Luca Guadagnino was adamant during the lead up to the release of his “Suspiria” that his movie was not a traditional remake of Dario Argento’s original but a cover version. Anyone who has seen the horror film over its last two weeks of release know the director wasn’t kidding. Guadagnino’s ending, in particular, completely upends Argento’s original vision as well as his own after it is revealed in the bloody climax that Susie Bannion is in fact Mother Suspiriorum.
Guadagnino’s “Suspiria” begins as Susie (Dakota Johnson) leaves her Mennonite family in America to attend the prestigious Markos Dance Academy in Germany. Susie proves to be remarkably talented, so much so that she attracts an instant, almost otherworldly connection with the academy’s artistic director, Madame Blanc (Tilda Swinton). Much of the tension in “Suspiria” comes from what exactly Blanc and the coven of witches intend to do with Susie, who starts being groomed by the coven for some mysterious purpose. Markos was Mother Suspiriorum in Argento’s original, so it’s an absolute shock when it’s revealed in Guadagnino’s version that it’s actually Susie who is one of the three powerful mothers.

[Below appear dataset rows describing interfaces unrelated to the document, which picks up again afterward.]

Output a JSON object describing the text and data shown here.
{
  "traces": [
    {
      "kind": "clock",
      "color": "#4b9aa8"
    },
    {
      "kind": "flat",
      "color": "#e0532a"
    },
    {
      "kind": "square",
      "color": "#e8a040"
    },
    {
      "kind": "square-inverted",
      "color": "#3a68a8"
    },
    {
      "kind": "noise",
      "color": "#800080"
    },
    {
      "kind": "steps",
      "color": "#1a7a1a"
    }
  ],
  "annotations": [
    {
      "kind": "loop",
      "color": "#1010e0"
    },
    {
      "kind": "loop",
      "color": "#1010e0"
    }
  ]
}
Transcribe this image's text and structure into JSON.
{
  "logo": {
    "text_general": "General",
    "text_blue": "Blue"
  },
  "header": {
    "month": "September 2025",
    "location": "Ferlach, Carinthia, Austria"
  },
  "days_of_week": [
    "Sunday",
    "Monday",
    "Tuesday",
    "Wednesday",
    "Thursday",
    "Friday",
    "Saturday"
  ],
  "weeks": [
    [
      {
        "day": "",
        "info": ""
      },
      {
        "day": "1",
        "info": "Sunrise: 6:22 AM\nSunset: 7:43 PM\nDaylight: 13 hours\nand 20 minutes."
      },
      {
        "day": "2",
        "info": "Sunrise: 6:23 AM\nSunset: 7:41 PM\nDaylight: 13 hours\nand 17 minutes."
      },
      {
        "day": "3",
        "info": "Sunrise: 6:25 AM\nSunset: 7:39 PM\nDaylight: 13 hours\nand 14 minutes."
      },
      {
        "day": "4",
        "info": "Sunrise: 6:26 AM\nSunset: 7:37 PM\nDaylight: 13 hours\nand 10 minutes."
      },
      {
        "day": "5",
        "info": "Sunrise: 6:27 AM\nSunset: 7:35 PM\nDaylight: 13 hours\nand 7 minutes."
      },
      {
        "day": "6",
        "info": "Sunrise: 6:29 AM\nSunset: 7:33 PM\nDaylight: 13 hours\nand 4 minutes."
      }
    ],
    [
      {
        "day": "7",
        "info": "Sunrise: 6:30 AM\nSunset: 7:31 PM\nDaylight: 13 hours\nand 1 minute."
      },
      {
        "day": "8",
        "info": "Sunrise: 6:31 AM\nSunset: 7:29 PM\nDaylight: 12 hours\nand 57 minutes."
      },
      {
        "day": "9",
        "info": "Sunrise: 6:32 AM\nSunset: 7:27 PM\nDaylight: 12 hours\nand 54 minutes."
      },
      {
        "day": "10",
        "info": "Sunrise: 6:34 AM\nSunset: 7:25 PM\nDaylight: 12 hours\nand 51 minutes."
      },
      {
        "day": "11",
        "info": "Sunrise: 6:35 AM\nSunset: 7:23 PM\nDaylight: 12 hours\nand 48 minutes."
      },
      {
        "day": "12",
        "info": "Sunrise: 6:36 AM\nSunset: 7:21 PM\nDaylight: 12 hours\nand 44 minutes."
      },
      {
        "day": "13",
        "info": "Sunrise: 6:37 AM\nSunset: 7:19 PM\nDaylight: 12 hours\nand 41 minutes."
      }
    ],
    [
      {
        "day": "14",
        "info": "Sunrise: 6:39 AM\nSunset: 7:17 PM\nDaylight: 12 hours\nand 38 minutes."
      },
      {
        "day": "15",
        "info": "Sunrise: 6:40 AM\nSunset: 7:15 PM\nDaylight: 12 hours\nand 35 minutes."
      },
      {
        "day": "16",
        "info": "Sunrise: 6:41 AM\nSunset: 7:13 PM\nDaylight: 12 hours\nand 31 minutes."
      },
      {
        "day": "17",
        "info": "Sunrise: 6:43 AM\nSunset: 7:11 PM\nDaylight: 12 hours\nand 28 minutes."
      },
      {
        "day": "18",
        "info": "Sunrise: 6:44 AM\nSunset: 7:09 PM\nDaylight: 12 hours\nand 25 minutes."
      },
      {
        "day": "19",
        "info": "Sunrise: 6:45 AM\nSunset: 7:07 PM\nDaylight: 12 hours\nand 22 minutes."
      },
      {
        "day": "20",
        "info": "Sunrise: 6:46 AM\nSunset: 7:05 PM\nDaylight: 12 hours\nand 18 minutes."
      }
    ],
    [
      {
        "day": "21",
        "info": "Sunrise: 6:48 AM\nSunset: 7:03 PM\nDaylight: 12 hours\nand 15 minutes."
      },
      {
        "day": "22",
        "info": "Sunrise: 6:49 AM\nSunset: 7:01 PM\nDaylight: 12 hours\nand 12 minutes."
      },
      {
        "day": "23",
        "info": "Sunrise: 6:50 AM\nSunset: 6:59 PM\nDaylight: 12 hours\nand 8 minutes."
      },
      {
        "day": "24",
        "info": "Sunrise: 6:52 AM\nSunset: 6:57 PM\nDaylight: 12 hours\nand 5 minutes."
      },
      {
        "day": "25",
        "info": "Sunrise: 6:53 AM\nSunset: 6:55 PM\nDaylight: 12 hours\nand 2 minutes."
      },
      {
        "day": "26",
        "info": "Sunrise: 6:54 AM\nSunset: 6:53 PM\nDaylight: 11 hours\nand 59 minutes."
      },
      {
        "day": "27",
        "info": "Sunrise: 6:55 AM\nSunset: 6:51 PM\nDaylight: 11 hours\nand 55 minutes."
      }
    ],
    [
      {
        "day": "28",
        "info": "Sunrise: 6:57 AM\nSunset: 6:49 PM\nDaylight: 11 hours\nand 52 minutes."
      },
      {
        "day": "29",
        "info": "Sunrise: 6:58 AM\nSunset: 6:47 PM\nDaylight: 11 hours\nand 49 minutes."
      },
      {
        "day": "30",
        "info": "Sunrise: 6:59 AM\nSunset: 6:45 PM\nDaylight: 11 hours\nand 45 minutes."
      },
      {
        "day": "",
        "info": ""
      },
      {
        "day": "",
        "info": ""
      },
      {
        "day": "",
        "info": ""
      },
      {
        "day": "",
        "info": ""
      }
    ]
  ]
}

The revelation about Susie opens up some major questions about the film, mainly whether or not Susie was Mother Suspiriorum the entire time or if Mother Suspiriorum slowly possessed Susie throughout the film in order to conquer the coven and drive Markos out. Collider recently asked Johnson to weigh in on her character’s fate, and the actress said she went into the project making sure her acting wouldn’t give a clear answer away.
“I did make an effort to sort of leave that open for interpretation,” Johnson said. “Susie’s evolution is very internal. It’s deeply internal, but the thing that draws her to Berlin to Madame Blanc is also deeply internal. There are so many threads of possibilities.”
Johnson knew from the beginning that Susie was “different,” and it was in that ambiguous space where she found the heart of her character. Whether Susie was Mother Suspiriorum the whole time or gradually became her over the course of the film, the character was clearly always destined for the coven and Madame Blanc.
“She comes from a Mennonite family, and Mennonites came from Germany. She has sort of like denounced the church, her mother and her father,” Johnson explained. “She just fundamentally does not accept the life that she’s been given, which a long time ago if you did that, you were a witch. If you were at all independent, if you thought independently, if you felt independently from your father or the church, you were a witch.”
“There’s all these kind of like hints that Susie’s different but she doesn’t know,” Johnson continued. “She just feels this pull, this magnet, this thing, to dance and she has to go to Berlin. She has to be with Madame Blanc. It’s like just she was born in the wrong place. I think that’s how she makes sense of it, like, ‘I just don’t belong here.’ Then I believe once she understands what is happening there is a very, very subtle moment where I think she realizes what she’s meant to do. I want the audience to figure out when that is.”
“Suspiria” is now playing in theaters from Amazon Studios.